Auschwitz liberation 70th anniversary

Woman sent to three Nazi death camps describes surviving gas chamber
DSK, Dodo the Pimp, and the Carlton Hotel

The inside track on France's trial of the year

Dominique Strauss-Kahn, Dodo the Pimp, and the Carlton Hotel:
As provocative now as they ever were

Sarah Kane season

Why her plays are as provocative now as when they were written
Murder of Japanese hostage has grim echoes of a killing in Iraq 11 years ago

Murder of Japanese hostage has grim echoes of another killing

Japanese mood was against what was seen as irresponsible trips to a vicious war zone
Syria crisis: Celebrities call on David Cameron to take more refugees as one young mother tells of torture by Assad regime

Celebrities call on David Cameron to take more Syrian refugees

One young mother tells of torture by Assad regime
The enemy within: People who hear voices in their heads are being encouraged to talk back – with promising results

The enemy within

People who hear voices in their heads are being encouraged to talk back
'In Auschwitz you got used to anything'

'In Auschwitz you got used to anything'

Survivors of the Nazi concentration camp remember its horror, 70 years on
Autumn/winter menswear 2015: The uniforms that make up modern life come to the fore

Autumn/winter menswear 2015

The uniforms that make up modern life come to the fore
'I'm gay, and plan to fight military homophobia'

'I'm gay, and plan to fight military homophobia'

Army general planning to come out
Iraq invasion 2003: The bloody warnings six wise men gave to Tony Blair as he prepared to launch poorly planned campaign

What the six wise men told Tony Blair

Months before the invasion of Iraq in 2003, experts sought to warn the PM about his plans. Here, four of them recall that day
25 years of The Independent on Sunday: The stories, the writers and the changes over the last quarter of a century

25 years of The Independent on Sunday

The stories, the writers and the changes over the last quarter of a century
Homeless Veterans appeal: 'Really caring is a dangerous emotion in this kind of work'

Homeless Veterans appeal

As head of The Soldiers' Charity, Martin Rutledge has to temper compassion with realism. He tells Chris Green how his Army career prepared him
Wu-Tang Clan and The Sexual Objects offer fans a chance to own the only copies of their latest albums

Smash hit go under the hammer

It's nice to pick up a new record once in a while, but the purchasers of two latest releases can go a step further - by buying the only copy
Geeks who rocked the world: Documentary looks back at origins of the computer-games industry

The geeks who rocked the world

A new documentary looks back at origins of the computer-games industry
Belle & Sebastian interview: Stuart Murdoch reveals how the band is taking a new direction

Belle & Sebastian is taking a new direction

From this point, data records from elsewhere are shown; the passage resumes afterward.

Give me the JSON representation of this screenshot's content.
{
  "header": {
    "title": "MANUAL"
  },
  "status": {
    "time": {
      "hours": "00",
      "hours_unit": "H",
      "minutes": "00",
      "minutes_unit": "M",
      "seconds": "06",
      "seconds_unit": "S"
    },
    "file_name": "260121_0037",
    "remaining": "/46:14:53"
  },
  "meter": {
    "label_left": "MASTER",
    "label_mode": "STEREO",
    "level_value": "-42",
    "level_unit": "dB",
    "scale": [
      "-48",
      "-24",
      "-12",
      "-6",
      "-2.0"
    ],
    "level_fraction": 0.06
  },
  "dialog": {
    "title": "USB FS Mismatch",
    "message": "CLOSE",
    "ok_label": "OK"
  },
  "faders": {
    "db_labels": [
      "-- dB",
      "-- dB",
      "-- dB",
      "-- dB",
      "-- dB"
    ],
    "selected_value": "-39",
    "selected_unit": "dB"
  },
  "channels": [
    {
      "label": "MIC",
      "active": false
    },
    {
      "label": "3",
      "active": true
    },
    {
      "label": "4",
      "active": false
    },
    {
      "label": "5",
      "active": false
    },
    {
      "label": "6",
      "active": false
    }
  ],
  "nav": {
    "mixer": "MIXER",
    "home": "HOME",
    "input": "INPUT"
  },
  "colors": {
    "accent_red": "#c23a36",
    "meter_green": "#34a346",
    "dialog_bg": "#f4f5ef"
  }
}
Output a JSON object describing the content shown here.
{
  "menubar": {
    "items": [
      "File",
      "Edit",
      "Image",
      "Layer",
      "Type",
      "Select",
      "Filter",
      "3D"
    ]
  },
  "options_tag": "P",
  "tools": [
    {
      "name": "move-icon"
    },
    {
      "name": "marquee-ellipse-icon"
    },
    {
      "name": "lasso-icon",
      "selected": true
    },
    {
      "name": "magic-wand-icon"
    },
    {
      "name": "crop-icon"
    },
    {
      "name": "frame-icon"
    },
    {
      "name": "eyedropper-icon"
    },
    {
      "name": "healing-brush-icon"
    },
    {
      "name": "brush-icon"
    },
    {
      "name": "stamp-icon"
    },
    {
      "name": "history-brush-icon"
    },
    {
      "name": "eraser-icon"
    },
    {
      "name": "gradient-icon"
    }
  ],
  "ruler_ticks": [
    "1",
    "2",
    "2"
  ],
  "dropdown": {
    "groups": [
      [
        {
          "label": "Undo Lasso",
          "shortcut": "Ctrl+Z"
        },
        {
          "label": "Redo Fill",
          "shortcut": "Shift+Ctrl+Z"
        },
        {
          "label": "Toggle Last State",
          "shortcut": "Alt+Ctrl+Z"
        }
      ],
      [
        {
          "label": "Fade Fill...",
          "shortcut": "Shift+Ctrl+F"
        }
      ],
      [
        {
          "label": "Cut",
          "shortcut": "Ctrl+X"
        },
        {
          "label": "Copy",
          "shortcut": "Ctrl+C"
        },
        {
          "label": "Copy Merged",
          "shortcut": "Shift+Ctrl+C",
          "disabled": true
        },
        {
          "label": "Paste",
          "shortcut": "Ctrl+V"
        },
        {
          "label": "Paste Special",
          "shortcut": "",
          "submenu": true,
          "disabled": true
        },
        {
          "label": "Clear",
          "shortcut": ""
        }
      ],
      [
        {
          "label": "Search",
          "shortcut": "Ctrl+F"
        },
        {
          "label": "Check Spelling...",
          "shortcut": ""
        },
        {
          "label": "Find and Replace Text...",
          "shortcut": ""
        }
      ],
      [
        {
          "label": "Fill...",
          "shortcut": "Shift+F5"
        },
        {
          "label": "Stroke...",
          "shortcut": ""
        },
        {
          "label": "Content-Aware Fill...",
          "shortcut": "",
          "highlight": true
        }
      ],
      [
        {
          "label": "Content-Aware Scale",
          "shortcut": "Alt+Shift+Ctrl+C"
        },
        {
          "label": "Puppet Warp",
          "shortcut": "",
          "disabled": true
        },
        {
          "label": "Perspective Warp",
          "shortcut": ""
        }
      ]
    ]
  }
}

Twenty years ago, Belle & Sebastian was a fey indie band from Glasgow. It still is – except today, as prime mover Stuart Murdoch admits, it has a global cult following, from Hollywood to South Korea